I’m the co-founder of the Pacific Institute. Excellence is a process — an achievable, continuous process that inevitably results when we learn to control how we think, what we expect and what we believe. Top athletes come to me for help with mastering the psychological aspects of peak performance. How do I write my books, like “Smart Talk: Achieving Your Potential”? One word at a time. And painkillers. The pain! It picks at my mind every day like a buzzard!

Musical inspiration: Antowaine Richardson and the Main Attraction

Los Angeles native Antowaine Richardson, who sings lead, tenor and baritone, as well as writing, arranging and producing the group’s performing and recording efforts. Antowaine’s initial successes came as a hard-hitting second team All-American linebacker for the 1978 Rose Bowl champion University of Washington Huskies. Following a knee injury just before his first start for the St. Louis Cardinals, Antowaine opted for his first love, music. His second love? Yellow pants.

Motivation from Crimson Fan #1

Each morning I roll out from between the crimson-stained sheets of my bed, look to the heavens and scream “I am a crimson GOD!” I’ve found my true calling. My purpose. You can find it too! Tackle your problems and blitz your insecurities like me. I stand shirtless and painted before you … do not judge me … EMBRACE ME!

Testimonial speaker: Colette Connell, cock-eyed (from drinking) optimist

I found the answer as it stepped off a plane and into my then-empty life. After battling alcoholism and crushing debt, I found my inner power and consolidated that debt into one monthly bill! Thanks to Coach Saban’s “Crimson Tide Summer Motivation Seminar 2007: Tidal Force Unleased!” I was able to unleash the tidal force of my MIND! My stalking is more focused and now I can see Saban 4 more hours out of the day by disguising myself as a goalpost!

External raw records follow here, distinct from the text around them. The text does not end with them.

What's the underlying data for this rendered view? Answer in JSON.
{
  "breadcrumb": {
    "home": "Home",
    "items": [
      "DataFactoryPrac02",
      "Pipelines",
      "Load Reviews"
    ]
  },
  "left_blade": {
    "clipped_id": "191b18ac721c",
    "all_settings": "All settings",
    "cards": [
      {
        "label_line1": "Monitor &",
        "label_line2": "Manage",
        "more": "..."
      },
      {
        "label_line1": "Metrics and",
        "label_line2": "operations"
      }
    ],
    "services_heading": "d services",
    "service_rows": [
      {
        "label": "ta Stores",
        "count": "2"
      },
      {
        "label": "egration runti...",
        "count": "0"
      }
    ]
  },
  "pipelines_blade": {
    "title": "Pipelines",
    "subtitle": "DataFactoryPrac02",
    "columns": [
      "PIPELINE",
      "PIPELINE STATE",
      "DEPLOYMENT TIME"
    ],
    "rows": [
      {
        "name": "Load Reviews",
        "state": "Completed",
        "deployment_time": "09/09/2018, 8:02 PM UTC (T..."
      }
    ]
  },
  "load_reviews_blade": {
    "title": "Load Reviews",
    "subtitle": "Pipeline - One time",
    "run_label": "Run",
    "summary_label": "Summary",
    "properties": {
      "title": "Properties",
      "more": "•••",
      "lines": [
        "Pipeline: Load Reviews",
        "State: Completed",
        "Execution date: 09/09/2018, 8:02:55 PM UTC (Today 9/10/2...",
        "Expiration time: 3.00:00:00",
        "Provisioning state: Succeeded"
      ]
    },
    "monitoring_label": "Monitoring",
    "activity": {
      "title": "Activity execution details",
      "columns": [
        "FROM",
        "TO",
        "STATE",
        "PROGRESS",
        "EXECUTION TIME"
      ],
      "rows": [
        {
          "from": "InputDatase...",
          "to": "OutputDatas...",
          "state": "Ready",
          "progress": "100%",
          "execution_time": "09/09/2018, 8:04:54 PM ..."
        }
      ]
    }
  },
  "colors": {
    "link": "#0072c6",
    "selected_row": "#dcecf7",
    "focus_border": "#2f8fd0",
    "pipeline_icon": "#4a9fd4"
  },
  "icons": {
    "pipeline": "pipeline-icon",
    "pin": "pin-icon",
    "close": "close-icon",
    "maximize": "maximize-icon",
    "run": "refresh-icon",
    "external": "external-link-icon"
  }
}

Filed under General, Iron Bowl 365

That ain’t right.

Lots of hoopla, as it were, over Nike’s new ad campaign…

… which made me think of this recent tribute to Knowshon Moreno sent from Japan’s Chris Shelling Jr…

… which made me think of this already well-documented, possibly Canadian, and just ???? Bammer slam-campaign… [h/t/y/h/g/h/y/The Auburner]

(…. says Shelling Jr. “gosh bama fans are lame… i would never make a website using a pun to show that he is in fact not better than the only pretty good running back alabama has ever had.”…. and, yeah, Georgia fans should be thankful for that there is a difference, otherwise Knowshon might be wearing clothes designed by Blayne from Project Runway like S. Alexander is, which kinda brings this whole girlicious post sorta full-circle…)

… which led me to come up with my own punpaign weighing very past players from one team against current players from another (teams that, you know, aren’t even huge, huge rivals, I mean they are, but you know)… and this one actually works…


Filed under General